▶ [Directions] Make an exact copy of the entries below.

▶ [Extracted records]

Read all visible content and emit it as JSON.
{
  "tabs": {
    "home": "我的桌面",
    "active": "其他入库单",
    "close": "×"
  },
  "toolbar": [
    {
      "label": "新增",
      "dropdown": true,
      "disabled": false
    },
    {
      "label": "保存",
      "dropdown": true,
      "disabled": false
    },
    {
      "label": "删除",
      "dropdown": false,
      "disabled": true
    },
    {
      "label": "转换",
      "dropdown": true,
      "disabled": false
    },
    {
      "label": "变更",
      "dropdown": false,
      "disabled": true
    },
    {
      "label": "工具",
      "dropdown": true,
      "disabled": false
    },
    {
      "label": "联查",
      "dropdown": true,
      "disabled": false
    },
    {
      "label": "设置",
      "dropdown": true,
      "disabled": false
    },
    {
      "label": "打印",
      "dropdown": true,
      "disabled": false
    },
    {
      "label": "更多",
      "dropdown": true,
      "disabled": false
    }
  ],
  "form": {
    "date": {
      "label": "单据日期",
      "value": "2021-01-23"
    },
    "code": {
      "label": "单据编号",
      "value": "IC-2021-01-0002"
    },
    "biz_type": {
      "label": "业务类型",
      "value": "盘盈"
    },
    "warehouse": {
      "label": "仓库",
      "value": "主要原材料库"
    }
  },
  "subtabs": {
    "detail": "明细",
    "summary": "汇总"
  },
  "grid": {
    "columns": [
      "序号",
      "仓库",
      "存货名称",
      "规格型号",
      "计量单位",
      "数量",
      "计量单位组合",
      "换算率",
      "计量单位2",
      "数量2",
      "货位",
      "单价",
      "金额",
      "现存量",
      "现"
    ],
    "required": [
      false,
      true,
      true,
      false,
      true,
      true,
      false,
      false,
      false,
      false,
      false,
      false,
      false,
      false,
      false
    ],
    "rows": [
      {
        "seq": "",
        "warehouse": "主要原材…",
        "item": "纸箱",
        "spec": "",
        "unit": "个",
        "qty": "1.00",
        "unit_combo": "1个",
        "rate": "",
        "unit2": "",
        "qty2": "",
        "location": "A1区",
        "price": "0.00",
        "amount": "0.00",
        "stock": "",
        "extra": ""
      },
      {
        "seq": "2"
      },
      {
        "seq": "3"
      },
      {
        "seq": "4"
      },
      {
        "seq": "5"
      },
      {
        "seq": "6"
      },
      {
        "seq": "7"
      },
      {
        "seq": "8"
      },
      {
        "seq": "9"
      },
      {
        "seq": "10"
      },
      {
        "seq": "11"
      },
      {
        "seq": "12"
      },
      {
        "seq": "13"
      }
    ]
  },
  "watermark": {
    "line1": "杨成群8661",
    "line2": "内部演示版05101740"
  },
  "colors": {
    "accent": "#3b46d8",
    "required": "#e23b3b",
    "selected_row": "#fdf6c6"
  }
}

▶ [Answer box]
Read all visible content and emit it as JSON.
{
  "tabs": {
    "home": "我的桌面",
    "active": "其他入库单",
    "close": "×"
  },
  "toolbar": [
    {
      "label": "新增",
      "dropdown": true,
      "disabled": false
    },
    {
      "label": "保存",
      "dropdown": true,
      "disabled": false
    },
    {
      "label": "删除",
      "dropdown": false,
      "disabled": true
    },
    {
      "label": "转换",
      "dropdown": true,
      "disabled": false
    },
    {
      "label": "变更",
      "dropdown": false,
      "disabled": true
    },
    {
      "label": "工具",
      "dropdown": true,
      "disabled": false
    },
    {
      "label": "联查",
      "dropdown": true,
      "disabled": false
    },
    {
      "label": "设置",
      "dropdown": true,
      "disabled": false
    },
    {
      "label": "打印",
      "dropdown": true,
      "disabled": false
    },
    {
      "label": "更多",
      "dropdown": true,
      "disabled": false
    }
  ],
  "form": {
    "date": {
      "label": "单据日期",
      "value": "2021-01-23"
    },
    "code": {
      "label": "单据编号",
      "value": "IC-2021-01-0002"
    },
    "biz_type": {
      "label": "业务类型",
      "value": "盘盈"
    },
    "warehouse": {
      "label": "仓库",
      "value": "主要原材料库"
    }
  },
  "subtabs": {
    "detail": "明细",
    "summary": "汇总"
  },
  "grid": {
    "columns": [
      "序号",
      "仓库",
      "存货名称",
      "规格型号",
      "计量单位",
      "数量",
      "计量单位组合",
      "换算率",
      "计量单位2",
      "数量2",
      "货位",
      "单价",
      "金额",
      "现存量",
      "现"
    ],
    "required": [
      false,
      true,
      true,
      false,
      true,
      true,
      false,
      false,
      false,
      false,
      false,
      false,
      false,
      false,
      false
    ],
    "rows": [
      {
        "seq": "",
        "warehouse": "主要原材…",
        "item": "纸箱",
        "spec": "",
        "unit": "个",
        "qty": "1.00",
        "unit_combo": "1个",
        "rate": "",
        "unit2": "",
        "qty2": "",
        "location": "A1区",
        "price": "0.00",
        "amount": "0.00",
        "stock": "",
        "extra": ""
      },
      {
        "seq": "2"
      },
      {
        "seq": "3"
      },
      {
        "seq": "4"
      },
      {
        "seq": "5"
      },
      {
        "seq": "6"
      },
      {
        "seq": "7"
      },
      {
        "seq": "8"
      },
      {
        "seq": "9"
      },
      {
        "seq": "10"
      },
      {
        "seq": "11"
      },
      {
        "seq": "12"
      },
      {
        "seq": "13"
      }
    ]
  },
  "watermark": {
    "line1": "杨成群8661",
    "line2": "内部演示版05101740"
  },
  "colors": {
    "accent": "#3b46d8",
    "required": "#e23b3b",
    "selected_row": "#fdf6c6"
  }
}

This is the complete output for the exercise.